▸ Material shown
※
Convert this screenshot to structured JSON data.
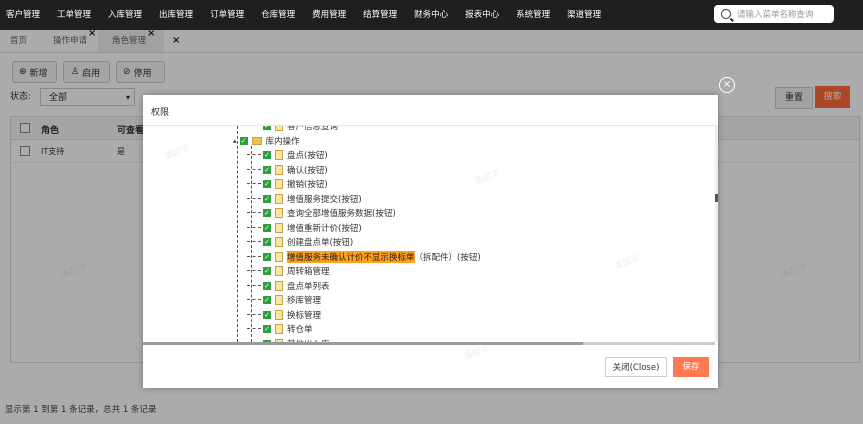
{
  "top_menu": [
    "客户管理",
    "工单管理",
    "入库管理",
    "出库管理",
    "订单管理",
    "仓库管理",
    "费用管理",
    "结算管理",
    "财务中心",
    "报表中心",
    "系统管理",
    "渠道管理"
  ],
  "search": {
    "placeholder": "请输入菜单名称查询"
  },
  "tabs": [
    {
      "label": "首页",
      "closable": false
    },
    {
      "label": "操作申请",
      "closable": true
    },
    {
      "label": "角色管理",
      "closable": true
    },
    {
      "label": "",
      "closable": true
    }
  ],
  "toolbar": {
    "add": "新增",
    "enable": "启用",
    "disable": "停用"
  },
  "filter": {
    "status_label": "状态:",
    "status_value": "全部",
    "reset": "重置",
    "search": "搜索"
  },
  "grid": {
    "headers": [
      "角色",
      "可查看"
    ],
    "rows": [
      [
        "IT支持",
        "是"
      ]
    ]
  },
  "status_bar": "显示第 1 到第 1 条记录，总共 1 条记录",
  "watermark": "潘超华",
  "modal": {
    "title": "权限",
    "close_symbol": "×",
    "tree": [
      {
        "label": "客户信息查询",
        "level": 2,
        "type": "page"
      },
      {
        "label": "库内操作",
        "level": 1,
        "type": "folder"
      },
      {
        "label": "盘点(按钮)",
        "level": 2,
        "type": "page"
      },
      {
        "label": "确认(按钮)",
        "level": 2,
        "type": "page"
      },
      {
        "label": "撤销(按钮)",
        "level": 2,
        "type": "page"
      },
      {
        "label": "增值服务提交(按钮)",
        "level": 2,
        "type": "page"
      },
      {
        "label": "查询全部增值服务数据(按钮)",
        "level": 2,
        "type": "page"
      },
      {
        "label": "增值重新计价(按钮)",
        "level": 2,
        "type": "page"
      },
      {
        "label": "创建盘点单(按钮)",
        "level": 2,
        "type": "page"
      },
      {
        "label": "增值服务未确认计价不显示换标单",
        "suffix": "（拆配件）(按钮)",
        "level": 2,
        "type": "page",
        "highlight": true
      },
      {
        "label": "周转箱管理",
        "level": 2,
        "type": "page"
      },
      {
        "label": "盘点单列表",
        "level": 2,
        "type": "page"
      },
      {
        "label": "移库管理",
        "level": 2,
        "type": "page"
      },
      {
        "label": "换标管理",
        "level": 2,
        "type": "page"
      },
      {
        "label": "转仓单",
        "level": 2,
        "type": "page"
      },
      {
        "label": "其他出入库",
        "level": 2,
        "type": "page"
      }
    ],
    "close_button": "关闭(Close)",
    "save_button": "保存"
  },
  "colors": {
    "accent": "#ff6a3a",
    "topbar": "#1f1f1f",
    "check": "#2e9e3e",
    "highlight": "#ffa020"
  }
}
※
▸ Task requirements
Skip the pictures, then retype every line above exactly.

▸ Answer space
Convert this screenshot to structured JSON data.
{
  "top_menu": [
    "客户管理",
    "工单管理",
    "入库管理",
    "出库管理",
    "订单管理",
    "仓库管理",
    "费用管理",
    "结算管理",
    "财务中心",
    "报表中心",
    "系统管理",
    "渠道管理"
  ],
  "search": {
    "placeholder": "请输入菜单名称查询"
  },
  "tabs": [
    {
      "label": "首页",
      "closable": false
    },
    {
      "label": "操作申请",
      "closable": true
    },
    {
      "label": "角色管理",
      "closable": true
    },
    {
      "label": "",
      "closable": true
    }
  ],
  "toolbar": {
    "add": "新增",
    "enable": "启用",
    "disable": "停用"
  },
  "filter": {
    "status_label": "状态:",
    "status_value": "全部",
    "reset": "重置",
    "search": "搜索"
  },
  "grid": {
    "headers": [
      "角色",
      "可查看"
    ],
    "rows": [
      [
        "IT支持",
        "是"
      ]
    ]
  },
  "status_bar": "显示第 1 到第 1 条记录，总共 1 条记录",
  "watermark": "潘超华",
  "modal": {
    "title": "权限",
    "close_symbol": "×",
    "tree": [
      {
        "label": "客户信息查询",
        "level": 2,
        "type": "page"
      },
      {
        "label": "库内操作",
        "level": 1,
        "type": "folder"
      },
      {
        "label": "盘点(按钮)",
        "level": 2,
        "type": "page"
      },
      {
        "label": "确认(按钮)",
        "level": 2,
        "type": "page"
      },
      {
        "label": "撤销(按钮)",
        "level": 2,
        "type": "page"
      },
      {
        "label": "增值服务提交(按钮)",
        "level": 2,
        "type": "page"
      },
      {
        "label": "查询全部增值服务数据(按钮)",
        "level": 2,
        "type": "page"
      },
      {
        "label": "增值重新计价(按钮)",
        "level": 2,
        "type": "page"
      },
      {
        "label": "创建盘点单(按钮)",
        "level": 2,
        "type": "page"
      },
      {
        "label": "增值服务未确认计价不显示换标单",
        "suffix": "（拆配件）(按钮)",
        "level": 2,
        "type": "page",
        "highlight": true
      },
      {
        "label": "周转箱管理",
        "level": 2,
        "type": "page"
      },
      {
        "label": "盘点单列表",
        "level": 2,
        "type": "page"
      },
      {
        "label": "移库管理",
        "level": 2,
        "type": "page"
      },
      {
        "label": "换标管理",
        "level": 2,
        "type": "page"
      },
      {
        "label": "转仓单",
        "level": 2,
        "type": "page"
      },
      {
        "label": "其他出入库",
        "level": 2,
        "type": "page"
      }
    ],
    "close_button": "关闭(Close)",
    "save_button": "保存"
  },
  "colors": {
    "accent": "#ff6a3a",
    "topbar": "#1f1f1f",
    "check": "#2e9e3e",
    "highlight": "#ffa020"
  }
}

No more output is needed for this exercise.